_REQUIREMENT_
Look through the data that follows and say how many of its lines contain "open", giving the number only.

__________________________________________________

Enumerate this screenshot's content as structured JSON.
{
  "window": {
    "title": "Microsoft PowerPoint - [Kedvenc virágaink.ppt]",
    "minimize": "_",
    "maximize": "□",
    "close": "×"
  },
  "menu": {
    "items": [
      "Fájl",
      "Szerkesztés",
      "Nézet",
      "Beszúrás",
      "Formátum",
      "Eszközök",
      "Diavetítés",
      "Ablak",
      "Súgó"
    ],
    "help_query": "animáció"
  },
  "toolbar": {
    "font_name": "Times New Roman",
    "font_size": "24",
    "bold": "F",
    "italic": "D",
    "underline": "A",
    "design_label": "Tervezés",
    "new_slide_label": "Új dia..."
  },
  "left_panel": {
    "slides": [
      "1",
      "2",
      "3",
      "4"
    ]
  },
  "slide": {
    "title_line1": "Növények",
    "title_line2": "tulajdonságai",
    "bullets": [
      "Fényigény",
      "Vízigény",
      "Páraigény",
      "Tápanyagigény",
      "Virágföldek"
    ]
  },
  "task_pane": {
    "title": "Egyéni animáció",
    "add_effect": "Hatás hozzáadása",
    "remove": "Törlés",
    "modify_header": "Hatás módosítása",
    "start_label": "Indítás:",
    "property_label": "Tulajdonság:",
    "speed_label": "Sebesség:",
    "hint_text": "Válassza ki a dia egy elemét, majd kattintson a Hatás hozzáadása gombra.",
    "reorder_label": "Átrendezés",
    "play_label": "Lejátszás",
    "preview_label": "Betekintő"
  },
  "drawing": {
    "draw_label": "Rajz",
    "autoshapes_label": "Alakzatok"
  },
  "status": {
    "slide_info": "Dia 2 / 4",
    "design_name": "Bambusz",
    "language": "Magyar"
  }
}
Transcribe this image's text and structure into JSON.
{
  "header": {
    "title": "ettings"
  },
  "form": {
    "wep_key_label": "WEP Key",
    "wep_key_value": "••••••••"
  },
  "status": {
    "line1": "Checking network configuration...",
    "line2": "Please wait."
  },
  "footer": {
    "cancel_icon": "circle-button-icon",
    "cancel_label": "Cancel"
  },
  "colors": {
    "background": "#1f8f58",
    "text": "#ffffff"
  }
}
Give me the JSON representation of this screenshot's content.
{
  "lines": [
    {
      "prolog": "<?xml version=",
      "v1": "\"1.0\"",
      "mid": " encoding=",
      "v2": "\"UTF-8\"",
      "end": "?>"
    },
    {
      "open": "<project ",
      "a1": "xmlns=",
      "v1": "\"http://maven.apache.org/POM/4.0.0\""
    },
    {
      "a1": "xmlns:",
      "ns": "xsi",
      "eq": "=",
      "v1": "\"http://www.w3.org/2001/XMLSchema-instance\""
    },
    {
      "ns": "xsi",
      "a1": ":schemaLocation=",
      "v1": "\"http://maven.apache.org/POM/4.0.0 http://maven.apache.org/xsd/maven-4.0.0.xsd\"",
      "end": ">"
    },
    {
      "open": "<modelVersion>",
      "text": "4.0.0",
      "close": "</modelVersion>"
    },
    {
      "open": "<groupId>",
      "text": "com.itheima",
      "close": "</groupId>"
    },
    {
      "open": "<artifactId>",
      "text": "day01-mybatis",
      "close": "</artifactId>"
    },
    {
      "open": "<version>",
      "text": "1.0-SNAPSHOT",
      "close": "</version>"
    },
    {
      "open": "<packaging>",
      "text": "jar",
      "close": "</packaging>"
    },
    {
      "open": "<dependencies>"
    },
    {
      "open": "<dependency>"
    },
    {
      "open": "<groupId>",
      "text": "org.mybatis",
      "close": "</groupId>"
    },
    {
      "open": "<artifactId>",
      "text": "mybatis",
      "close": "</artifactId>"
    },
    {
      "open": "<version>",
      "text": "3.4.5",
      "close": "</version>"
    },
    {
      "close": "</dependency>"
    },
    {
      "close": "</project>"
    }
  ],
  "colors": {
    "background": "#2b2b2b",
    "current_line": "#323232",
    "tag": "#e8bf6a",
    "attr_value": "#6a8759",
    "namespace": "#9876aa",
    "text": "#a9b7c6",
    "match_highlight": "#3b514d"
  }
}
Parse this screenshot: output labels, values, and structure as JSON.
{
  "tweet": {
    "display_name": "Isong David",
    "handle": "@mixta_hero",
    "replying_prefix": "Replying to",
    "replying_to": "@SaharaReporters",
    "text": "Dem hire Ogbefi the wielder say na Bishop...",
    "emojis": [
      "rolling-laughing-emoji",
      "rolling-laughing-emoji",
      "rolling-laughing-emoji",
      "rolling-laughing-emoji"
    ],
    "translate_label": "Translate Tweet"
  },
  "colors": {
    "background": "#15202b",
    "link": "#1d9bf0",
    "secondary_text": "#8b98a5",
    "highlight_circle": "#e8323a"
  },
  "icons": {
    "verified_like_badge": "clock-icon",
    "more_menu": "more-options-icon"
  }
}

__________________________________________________

_ANSWER BELOW_
11